I did what I always do when around inaccessible men; I feigned indifference while trying to engineer a conversation, an encounter. Two colleagues who were going to the same subsequent party as me got fed up and left for it without me. I eventually had to concede defeat, too proud to wait any longer while pretending I wasn’t, I handed the full glass of wine I’d ordered (as an excuse to linger) to a senior colleague, and wandered off. I emailed him the next morning instead.

I had to be up early the next morning for my flight, and was supposed to meet the guy whose apartment I had stayed in (in whose apartment i had stayed?)  to return his keys. Absent the time the night before (when he’d suggested the meeting location) to check how long it would take to get from Bronzeville to Hyde Park, I was unpleasantly shocked when my phone told me it would be an hour by bus/train- dragging my suitcase and shuffling along in the sharp cold.

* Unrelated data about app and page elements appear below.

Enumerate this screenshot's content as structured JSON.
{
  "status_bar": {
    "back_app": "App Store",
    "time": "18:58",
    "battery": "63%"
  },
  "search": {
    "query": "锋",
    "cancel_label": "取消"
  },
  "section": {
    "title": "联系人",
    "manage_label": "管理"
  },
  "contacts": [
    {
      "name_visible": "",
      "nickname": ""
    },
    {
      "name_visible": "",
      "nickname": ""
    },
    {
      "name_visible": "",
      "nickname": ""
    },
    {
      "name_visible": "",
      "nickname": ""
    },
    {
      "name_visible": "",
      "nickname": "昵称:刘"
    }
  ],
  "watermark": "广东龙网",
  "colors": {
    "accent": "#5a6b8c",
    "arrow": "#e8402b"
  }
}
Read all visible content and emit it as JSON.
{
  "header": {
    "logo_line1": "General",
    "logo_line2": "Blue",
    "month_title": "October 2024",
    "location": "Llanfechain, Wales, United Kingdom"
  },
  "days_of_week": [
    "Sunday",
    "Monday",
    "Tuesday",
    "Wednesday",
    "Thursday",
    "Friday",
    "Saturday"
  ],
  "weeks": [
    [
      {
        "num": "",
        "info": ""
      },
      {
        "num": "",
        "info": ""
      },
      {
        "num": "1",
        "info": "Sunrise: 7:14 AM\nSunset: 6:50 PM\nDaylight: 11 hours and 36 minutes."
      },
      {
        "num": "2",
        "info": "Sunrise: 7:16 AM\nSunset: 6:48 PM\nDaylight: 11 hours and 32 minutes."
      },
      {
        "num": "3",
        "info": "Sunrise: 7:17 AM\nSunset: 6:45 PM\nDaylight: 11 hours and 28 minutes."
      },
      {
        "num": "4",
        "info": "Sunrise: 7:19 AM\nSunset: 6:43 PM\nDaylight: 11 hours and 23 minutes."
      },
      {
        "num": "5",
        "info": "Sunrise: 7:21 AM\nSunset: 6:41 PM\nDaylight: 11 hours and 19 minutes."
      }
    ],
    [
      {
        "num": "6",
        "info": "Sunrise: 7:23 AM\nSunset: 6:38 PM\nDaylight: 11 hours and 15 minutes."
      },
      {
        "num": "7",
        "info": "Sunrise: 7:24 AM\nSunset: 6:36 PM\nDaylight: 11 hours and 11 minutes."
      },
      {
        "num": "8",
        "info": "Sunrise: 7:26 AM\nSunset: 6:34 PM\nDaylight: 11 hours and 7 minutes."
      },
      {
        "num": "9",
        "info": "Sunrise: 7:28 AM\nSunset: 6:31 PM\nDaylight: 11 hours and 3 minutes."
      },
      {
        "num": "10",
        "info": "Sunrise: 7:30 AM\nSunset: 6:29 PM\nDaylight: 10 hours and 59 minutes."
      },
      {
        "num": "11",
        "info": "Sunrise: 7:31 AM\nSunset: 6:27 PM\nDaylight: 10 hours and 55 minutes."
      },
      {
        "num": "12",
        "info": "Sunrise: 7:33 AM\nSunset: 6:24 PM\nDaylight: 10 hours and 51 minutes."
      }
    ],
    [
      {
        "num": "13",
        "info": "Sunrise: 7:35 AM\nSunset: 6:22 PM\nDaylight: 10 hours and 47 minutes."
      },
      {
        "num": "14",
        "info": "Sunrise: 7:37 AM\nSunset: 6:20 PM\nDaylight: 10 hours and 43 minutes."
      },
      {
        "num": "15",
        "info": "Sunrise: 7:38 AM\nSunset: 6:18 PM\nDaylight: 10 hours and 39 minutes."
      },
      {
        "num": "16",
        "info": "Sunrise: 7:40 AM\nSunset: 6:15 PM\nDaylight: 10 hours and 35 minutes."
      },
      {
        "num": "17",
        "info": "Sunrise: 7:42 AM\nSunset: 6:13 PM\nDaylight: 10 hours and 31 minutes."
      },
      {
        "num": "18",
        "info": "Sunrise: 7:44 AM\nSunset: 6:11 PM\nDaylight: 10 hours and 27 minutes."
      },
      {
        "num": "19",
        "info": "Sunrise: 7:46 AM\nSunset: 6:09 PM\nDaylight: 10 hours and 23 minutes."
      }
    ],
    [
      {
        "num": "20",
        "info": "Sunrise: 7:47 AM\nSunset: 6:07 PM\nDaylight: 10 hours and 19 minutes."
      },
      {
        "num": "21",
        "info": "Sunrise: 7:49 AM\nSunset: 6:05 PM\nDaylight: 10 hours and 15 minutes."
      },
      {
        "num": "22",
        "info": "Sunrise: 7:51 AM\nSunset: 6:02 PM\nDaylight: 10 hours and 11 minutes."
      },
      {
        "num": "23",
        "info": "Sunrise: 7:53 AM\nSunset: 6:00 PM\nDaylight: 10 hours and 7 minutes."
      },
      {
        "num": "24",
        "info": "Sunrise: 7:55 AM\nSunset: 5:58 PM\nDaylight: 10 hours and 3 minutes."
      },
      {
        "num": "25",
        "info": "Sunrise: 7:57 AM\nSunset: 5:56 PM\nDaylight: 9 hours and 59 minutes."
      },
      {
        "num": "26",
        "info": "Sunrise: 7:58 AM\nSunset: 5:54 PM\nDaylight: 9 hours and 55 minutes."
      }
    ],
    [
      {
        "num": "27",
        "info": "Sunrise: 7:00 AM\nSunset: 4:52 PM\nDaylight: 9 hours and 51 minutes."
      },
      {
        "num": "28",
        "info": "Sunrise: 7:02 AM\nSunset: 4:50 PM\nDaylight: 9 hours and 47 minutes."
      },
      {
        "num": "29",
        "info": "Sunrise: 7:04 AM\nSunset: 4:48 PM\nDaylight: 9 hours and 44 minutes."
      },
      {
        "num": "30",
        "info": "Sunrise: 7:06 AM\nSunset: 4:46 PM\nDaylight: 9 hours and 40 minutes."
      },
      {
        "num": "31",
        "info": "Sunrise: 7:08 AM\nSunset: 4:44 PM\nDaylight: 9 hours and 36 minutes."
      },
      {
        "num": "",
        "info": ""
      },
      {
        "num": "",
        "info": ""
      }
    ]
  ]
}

An hour to go 20 blocks?

This guy bikes everywhere, and by bike it’s only about 15 minutes. But the Chicago trains and the buses wrap around HP in an inconvenient way, and I risked making myself late to my flight if I took that much time to drop off the keys.

I called and texted the guy about what to do, but he didn’t answer. Somewhat panicked, and a lot frozen on his building’s front steps, I considered my options. If he wasn’t answering, and I couldn’t get to HP without risking missing my flight, I had to leave the keys somewhere sneaky for him. I settled on one of three heavy concrete planters in front of his building. With numb bare hands, I eased it up, and carefully slid the keys underneath. Then, I took a photo of the location and sent it to him with a nervous explanation.

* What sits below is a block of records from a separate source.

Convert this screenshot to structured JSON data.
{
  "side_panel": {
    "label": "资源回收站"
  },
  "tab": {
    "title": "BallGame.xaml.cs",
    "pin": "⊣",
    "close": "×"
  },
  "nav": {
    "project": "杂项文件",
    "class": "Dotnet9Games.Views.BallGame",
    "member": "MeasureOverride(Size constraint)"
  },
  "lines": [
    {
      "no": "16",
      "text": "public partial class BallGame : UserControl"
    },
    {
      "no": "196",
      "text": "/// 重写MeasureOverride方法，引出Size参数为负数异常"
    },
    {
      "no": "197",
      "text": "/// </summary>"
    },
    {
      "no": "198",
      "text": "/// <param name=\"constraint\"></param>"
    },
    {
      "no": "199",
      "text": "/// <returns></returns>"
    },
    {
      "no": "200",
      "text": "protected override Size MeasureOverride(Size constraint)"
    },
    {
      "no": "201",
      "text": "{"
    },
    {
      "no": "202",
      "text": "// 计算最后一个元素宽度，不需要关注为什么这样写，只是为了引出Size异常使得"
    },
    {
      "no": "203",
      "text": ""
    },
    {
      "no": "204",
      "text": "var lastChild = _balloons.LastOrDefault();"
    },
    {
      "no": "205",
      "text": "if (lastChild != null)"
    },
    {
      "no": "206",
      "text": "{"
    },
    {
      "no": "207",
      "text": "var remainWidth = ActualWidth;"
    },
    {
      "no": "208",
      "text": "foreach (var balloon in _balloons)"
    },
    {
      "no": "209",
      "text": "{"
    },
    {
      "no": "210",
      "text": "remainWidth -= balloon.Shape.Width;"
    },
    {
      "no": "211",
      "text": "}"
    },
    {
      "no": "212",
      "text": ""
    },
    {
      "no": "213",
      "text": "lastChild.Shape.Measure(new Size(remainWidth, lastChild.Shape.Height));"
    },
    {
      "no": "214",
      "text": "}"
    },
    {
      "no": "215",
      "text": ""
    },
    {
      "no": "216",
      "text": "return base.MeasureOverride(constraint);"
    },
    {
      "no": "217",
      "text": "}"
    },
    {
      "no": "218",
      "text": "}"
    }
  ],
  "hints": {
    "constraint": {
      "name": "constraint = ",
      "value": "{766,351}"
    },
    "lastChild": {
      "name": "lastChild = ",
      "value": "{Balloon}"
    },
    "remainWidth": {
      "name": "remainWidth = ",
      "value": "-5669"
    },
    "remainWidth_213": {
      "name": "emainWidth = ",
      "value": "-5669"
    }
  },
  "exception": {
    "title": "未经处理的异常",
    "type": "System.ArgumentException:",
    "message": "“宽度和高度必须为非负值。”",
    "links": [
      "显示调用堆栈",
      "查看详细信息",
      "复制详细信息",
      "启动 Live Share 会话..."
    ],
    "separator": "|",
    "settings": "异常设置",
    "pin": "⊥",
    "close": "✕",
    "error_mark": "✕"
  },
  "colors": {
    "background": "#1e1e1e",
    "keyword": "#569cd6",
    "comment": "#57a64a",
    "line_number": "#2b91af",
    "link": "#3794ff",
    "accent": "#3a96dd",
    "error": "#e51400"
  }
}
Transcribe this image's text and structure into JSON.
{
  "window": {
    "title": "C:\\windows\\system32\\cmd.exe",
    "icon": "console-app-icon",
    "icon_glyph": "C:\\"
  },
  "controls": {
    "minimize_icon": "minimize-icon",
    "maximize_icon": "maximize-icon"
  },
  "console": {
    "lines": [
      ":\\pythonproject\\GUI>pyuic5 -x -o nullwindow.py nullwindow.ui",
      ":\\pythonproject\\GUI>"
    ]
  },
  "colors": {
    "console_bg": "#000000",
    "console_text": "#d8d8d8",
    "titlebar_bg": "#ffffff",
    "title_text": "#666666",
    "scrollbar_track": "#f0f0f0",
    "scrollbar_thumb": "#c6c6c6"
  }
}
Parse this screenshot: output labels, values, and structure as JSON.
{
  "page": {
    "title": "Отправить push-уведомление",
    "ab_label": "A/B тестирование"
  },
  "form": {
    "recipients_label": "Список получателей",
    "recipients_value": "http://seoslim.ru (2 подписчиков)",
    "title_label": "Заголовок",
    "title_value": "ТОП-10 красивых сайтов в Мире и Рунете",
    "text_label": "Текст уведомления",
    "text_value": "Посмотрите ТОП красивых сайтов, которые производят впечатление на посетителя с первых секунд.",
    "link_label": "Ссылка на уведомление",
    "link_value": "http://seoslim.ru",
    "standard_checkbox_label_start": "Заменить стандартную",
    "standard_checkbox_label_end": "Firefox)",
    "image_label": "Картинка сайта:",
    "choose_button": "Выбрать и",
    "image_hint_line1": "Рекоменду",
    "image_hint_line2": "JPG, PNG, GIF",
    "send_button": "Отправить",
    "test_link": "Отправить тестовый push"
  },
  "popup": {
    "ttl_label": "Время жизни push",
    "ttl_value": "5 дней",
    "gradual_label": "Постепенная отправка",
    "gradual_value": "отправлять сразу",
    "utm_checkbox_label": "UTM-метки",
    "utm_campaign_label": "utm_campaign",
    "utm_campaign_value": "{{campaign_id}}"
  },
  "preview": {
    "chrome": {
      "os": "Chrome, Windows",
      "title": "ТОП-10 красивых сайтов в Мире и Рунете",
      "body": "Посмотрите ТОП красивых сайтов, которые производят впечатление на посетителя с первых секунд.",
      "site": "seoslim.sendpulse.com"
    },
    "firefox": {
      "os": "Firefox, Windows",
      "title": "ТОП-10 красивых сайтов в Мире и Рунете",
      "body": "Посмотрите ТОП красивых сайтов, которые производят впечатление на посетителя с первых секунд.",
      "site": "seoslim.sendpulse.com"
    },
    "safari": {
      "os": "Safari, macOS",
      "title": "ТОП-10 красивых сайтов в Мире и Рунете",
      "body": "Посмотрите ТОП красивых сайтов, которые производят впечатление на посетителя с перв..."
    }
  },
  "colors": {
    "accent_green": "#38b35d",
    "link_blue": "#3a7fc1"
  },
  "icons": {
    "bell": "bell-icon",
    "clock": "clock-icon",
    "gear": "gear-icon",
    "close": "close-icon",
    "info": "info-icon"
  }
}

I was most of the way to the airport on the train when I received his angry SMS reply that what I’d done was “fucked up”. I was immediately horrified and set to explaining my position. Sure I had lived in Chicago before, but never traveled by El between Bronzeville and HP. I’d had no idea how long it would take. He told me I should have hailed cab, and I hung my head… but in hindsight there were no cabs in sight and I do think calling one was a bit above and beyond.

He got his keys back just fine, but I think he now kind of hates me.
I guess it’s my fault for not mapping the route the night before and realizing how long it would take to get to him, but he also couldn’t have picked a much more inconvenient rendezvous point.